Start of Provided material

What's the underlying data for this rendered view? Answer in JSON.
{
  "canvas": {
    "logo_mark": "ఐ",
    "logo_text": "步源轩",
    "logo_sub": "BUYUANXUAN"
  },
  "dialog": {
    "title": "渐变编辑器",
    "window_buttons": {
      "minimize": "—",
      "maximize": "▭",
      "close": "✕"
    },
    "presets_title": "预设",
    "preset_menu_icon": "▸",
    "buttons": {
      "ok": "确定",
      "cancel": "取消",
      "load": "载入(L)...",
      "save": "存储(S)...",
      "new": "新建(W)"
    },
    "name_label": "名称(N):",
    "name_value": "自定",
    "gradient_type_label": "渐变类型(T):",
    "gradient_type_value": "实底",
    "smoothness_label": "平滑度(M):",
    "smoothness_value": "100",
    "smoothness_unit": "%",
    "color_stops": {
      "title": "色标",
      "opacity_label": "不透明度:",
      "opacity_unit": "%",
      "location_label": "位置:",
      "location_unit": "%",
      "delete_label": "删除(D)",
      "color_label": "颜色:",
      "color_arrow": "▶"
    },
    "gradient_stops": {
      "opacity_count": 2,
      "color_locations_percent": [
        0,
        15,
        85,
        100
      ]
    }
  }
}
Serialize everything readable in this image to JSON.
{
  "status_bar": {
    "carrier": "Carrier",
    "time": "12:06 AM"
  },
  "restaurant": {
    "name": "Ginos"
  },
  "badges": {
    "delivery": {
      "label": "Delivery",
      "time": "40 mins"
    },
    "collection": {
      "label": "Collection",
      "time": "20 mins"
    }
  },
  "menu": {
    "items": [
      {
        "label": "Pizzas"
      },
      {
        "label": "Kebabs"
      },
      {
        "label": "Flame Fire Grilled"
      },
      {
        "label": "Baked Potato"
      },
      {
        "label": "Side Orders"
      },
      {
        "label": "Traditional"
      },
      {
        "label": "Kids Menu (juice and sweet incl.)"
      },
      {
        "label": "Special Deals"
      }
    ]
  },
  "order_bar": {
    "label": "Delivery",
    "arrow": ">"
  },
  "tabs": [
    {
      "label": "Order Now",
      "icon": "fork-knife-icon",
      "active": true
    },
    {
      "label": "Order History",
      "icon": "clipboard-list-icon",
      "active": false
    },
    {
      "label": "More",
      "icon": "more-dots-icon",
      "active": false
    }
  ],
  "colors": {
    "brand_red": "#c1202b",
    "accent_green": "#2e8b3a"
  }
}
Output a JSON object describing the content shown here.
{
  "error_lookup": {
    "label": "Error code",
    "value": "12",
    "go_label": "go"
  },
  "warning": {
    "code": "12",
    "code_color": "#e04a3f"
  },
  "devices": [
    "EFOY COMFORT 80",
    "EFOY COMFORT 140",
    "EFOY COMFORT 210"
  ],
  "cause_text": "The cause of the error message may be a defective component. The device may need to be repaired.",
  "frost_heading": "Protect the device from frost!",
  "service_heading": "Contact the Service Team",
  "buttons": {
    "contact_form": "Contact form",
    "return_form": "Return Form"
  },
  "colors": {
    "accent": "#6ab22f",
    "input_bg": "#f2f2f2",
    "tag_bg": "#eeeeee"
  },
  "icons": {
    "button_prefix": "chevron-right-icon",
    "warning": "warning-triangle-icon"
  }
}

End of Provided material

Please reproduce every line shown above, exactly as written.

What's the underlying data for this rendered view? Answer in JSON.
{
  "canvas": {
    "logo_mark": "ఐ",
    "logo_text": "步源轩",
    "logo_sub": "BUYUANXUAN"
  },
  "dialog": {
    "title": "渐变编辑器",
    "window_buttons": {
      "minimize": "—",
      "maximize": "▭",
      "close": "✕"
    },
    "presets_title": "预设",
    "preset_menu_icon": "▸",
    "buttons": {
      "ok": "确定",
      "cancel": "取消",
      "load": "载入(L)...",
      "save": "存储(S)...",
      "new": "新建(W)"
    },
    "name_label": "名称(N):",
    "name_value": "自定",
    "gradient_type_label": "渐变类型(T):",
    "gradient_type_value": "实底",
    "smoothness_label": "平滑度(M):",
    "smoothness_value": "100",
    "smoothness_unit": "%",
    "color_stops": {
      "title": "色标",
      "opacity_label": "不透明度:",
      "opacity_unit": "%",
      "location_label": "位置:",
      "location_unit": "%",
      "delete_label": "删除(D)",
      "color_label": "颜色:",
      "color_arrow": "▶"
    },
    "gradient_stops": {
      "opacity_count": 2,
      "color_locations_percent": [
        0,
        15,
        85,
        100
      ]
    }
  }
}
Serialize everything readable in this image to JSON.
{
  "status_bar": {
    "carrier": "Carrier",
    "time": "12:06 AM"
  },
  "restaurant": {
    "name": "Ginos"
  },
  "badges": {
    "delivery": {
      "label": "Delivery",
      "time": "40 mins"
    },
    "collection": {
      "label": "Collection",
      "time": "20 mins"
    }
  },
  "menu": {
    "items": [
      {
        "label": "Pizzas"
      },
      {
        "label": "Kebabs"
      },
      {
        "label": "Flame Fire Grilled"
      },
      {
        "label": "Baked Potato"
      },
      {
        "label": "Side Orders"
      },
      {
        "label": "Traditional"
      },
      {
        "label": "Kids Menu (juice and sweet incl.)"
      },
      {
        "label": "Special Deals"
      }
    ]
  },
  "order_bar": {
    "label": "Delivery",
    "arrow": ">"
  },
  "tabs": [
    {
      "label": "Order Now",
      "icon": "fork-knife-icon",
      "active": true
    },
    {
      "label": "Order History",
      "icon": "clipboard-list-icon",
      "active": false
    },
    {
      "label": "More",
      "icon": "more-dots-icon",
      "active": false
    }
  ],
  "colors": {
    "brand_red": "#c1202b",
    "accent_green": "#2e8b3a"
  }
}
Output a JSON object describing the content shown here.
{
  "error_lookup": {
    "label": "Error code",
    "value": "12",
    "go_label": "go"
  },
  "warning": {
    "code": "12",
    "code_color": "#e04a3f"
  },
  "devices": [
    "EFOY COMFORT 80",
    "EFOY COMFORT 140",
    "EFOY COMFORT 210"
  ],
  "cause_text": "The cause of the error message may be a defective component. The device may need to be repaired.",
  "frost_heading": "Protect the device from frost!",
  "service_heading": "Contact the Service Team",
  "buttons": {
    "contact_form": "Contact form",
    "return_form": "Return Form"
  },
  "colors": {
    "accent": "#6ab22f",
    "input_bg": "#f2f2f2",
    "tag_bg": "#eeeeee"
  },
  "icons": {
    "button_prefix": "chevron-right-icon",
    "warning": "warning-triangle-icon"
  }
}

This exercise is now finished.